Aim of the task:
Write out each line below precisely, passing over the pictures.

----------

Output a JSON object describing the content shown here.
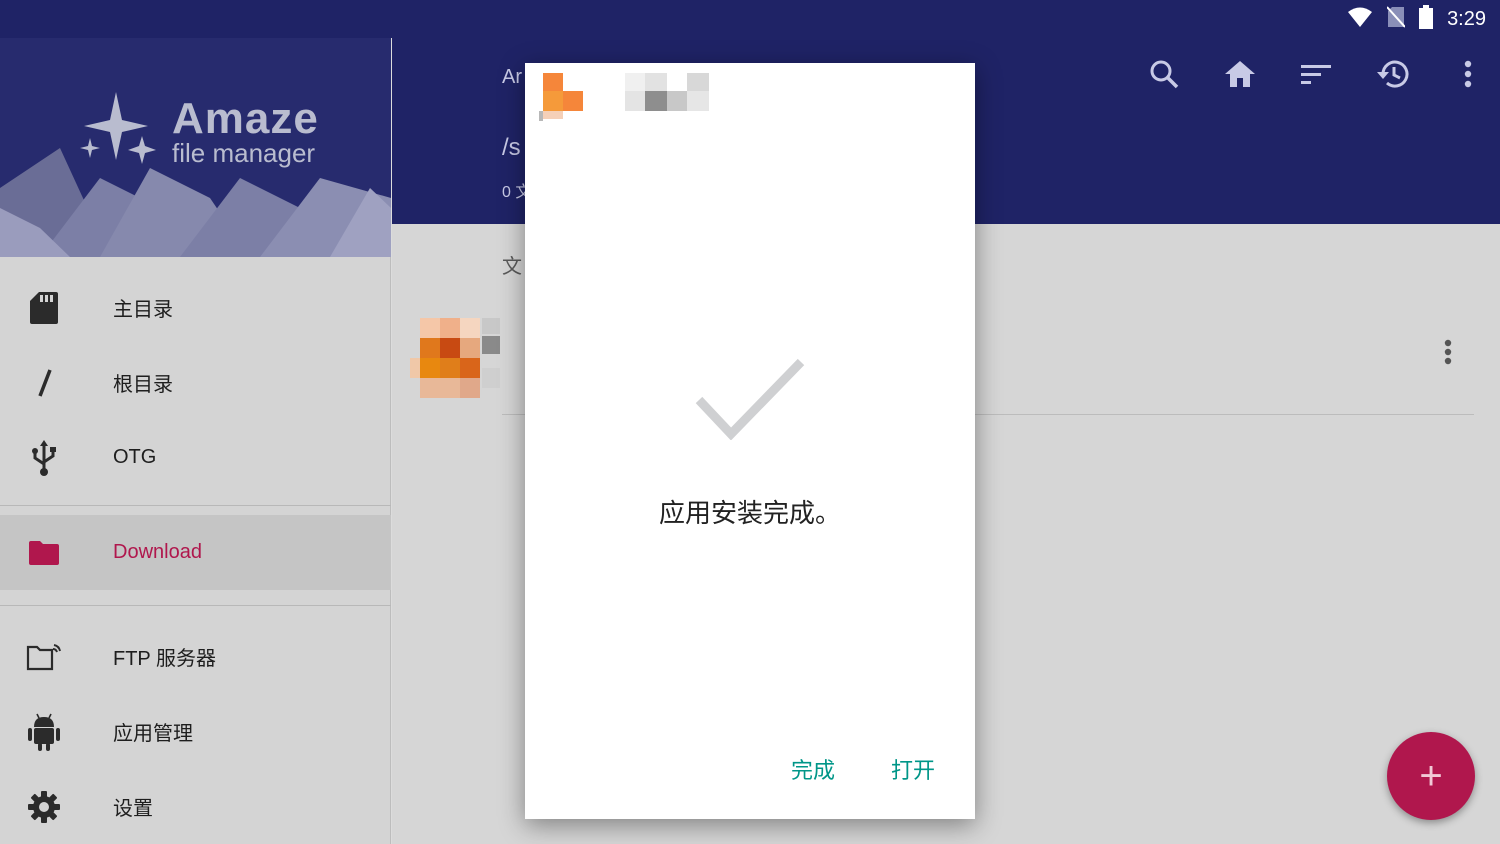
{
  "status_bar": {
    "time": "3:29"
  },
  "app_bar": {
    "title": "Ar",
    "path": "/s",
    "count": "0 文"
  },
  "drawer": {
    "logo": {
      "title": "Amaze",
      "subtitle": "file manager"
    },
    "items": [
      {
        "label": "主目录",
        "icon": "sd-card-icon"
      },
      {
        "label": "根目录",
        "icon": "root-slash-icon"
      },
      {
        "label": "OTG",
        "icon": "usb-icon"
      },
      {
        "label": "Download",
        "icon": "folder-icon",
        "active": true
      },
      {
        "label": "FTP 服务器",
        "icon": "ftp-folder-icon"
      },
      {
        "label": "应用管理",
        "icon": "android-icon"
      },
      {
        "label": "设置",
        "icon": "gear-icon"
      }
    ]
  },
  "content": {
    "section_label": "文"
  },
  "dialog": {
    "message": "应用安装完成。",
    "done_label": "完成",
    "open_label": "打开"
  },
  "colors": {
    "primary": "#1f2366",
    "accent": "#b0174d",
    "dialog_button": "#009688"
  }
}
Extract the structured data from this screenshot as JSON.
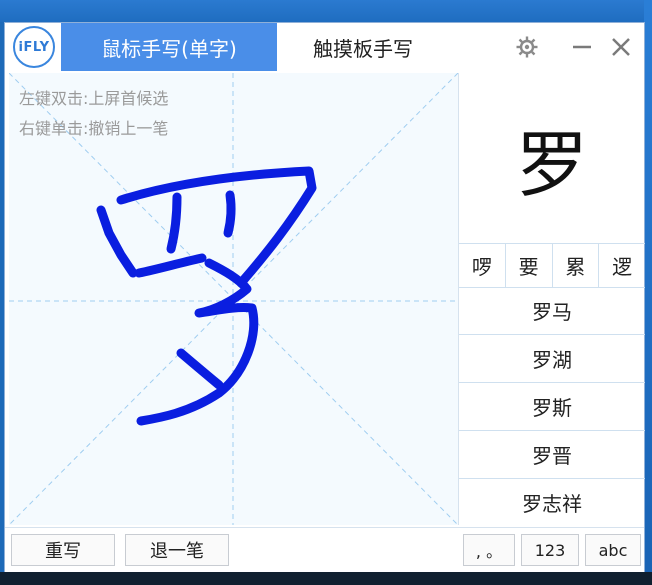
{
  "app": {
    "logo_text": "iFLY",
    "tabs": [
      {
        "label": "鼠标手写(单字)",
        "active": true
      },
      {
        "label": "触摸板手写",
        "active": false
      }
    ],
    "icons": {
      "settings": "gear-icon",
      "minimize": "minimize-icon",
      "close": "close-icon"
    },
    "accent": "#4a8ee8"
  },
  "canvas": {
    "hints": [
      "左键双击:上屏首候选",
      "右键单击:撤销上一笔"
    ],
    "ink_color": "#0a1ee0"
  },
  "candidates": {
    "preview_char": "罗",
    "single": [
      "啰",
      "要",
      "累",
      "逻"
    ],
    "phrases": [
      "罗马",
      "罗湖",
      "罗斯",
      "罗晋",
      "罗志祥"
    ]
  },
  "bottom": {
    "rewrite": "重写",
    "undo": "退一笔",
    "punct": ", 。",
    "num": "123",
    "abc": "abc"
  }
}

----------

Finished exercise:
Output a JSON object describing the content shown here.
{
  "status_bar": {
    "time": "3:29"
  },
  "app_bar": {
    "title": "Ar",
    "path": "/s",
    "count": "0 文"
  },
  "drawer": {
    "logo": {
      "title": "Amaze",
      "subtitle": "file manager"
    },
    "items": [
      {
        "label": "主目录",
        "icon": "sd-card-icon"
      },
      {
        "label": "根目录",
        "icon": "root-slash-icon"
      },
      {
        "label": "OTG",
        "icon": "usb-icon"
      },
      {
        "label": "Download",
        "icon": "folder-icon",
        "active": true
      },
      {
        "label": "FTP 服务器",
        "icon": "ftp-folder-icon"
      },
      {
        "label": "应用管理",
        "icon": "android-icon"
      },
      {
        "label": "设置",
        "icon": "gear-icon"
      }
    ]
  },
  "content": {
    "section_label": "文"
  },
  "dialog": {
    "message": "应用安装完成。",
    "done_label": "完成",
    "open_label": "打开"
  },
  "colors": {
    "primary": "#1f2366",
    "accent": "#b0174d",
    "dialog_button": "#009688"
  }
}
Extract the structured data from this screenshot as JSON.
{
  "app": {
    "logo_text": "iFLY",
    "tabs": [
      {
        "label": "鼠标手写(单字)",
        "active": true
      },
      {
        "label": "触摸板手写",
        "active": false
      }
    ],
    "icons": {
      "settings": "gear-icon",
      "minimize": "minimize-icon",
      "close": "close-icon"
    },
    "accent": "#4a8ee8"
  },
  "canvas": {
    "hints": [
      "左键双击:上屏首候选",
      "右键单击:撤销上一笔"
    ],
    "ink_color": "#0a1ee0"
  },
  "candidates": {
    "preview_char": "罗",
    "single": [
      "啰",
      "要",
      "累",
      "逻"
    ],
    "phrases": [
      "罗马",
      "罗湖",
      "罗斯",
      "罗晋",
      "罗志祥"
    ]
  },
  "bottom": {
    "rewrite": "重写",
    "undo": "退一笔",
    "punct": ", 。",
    "num": "123",
    "abc": "abc"
  }
}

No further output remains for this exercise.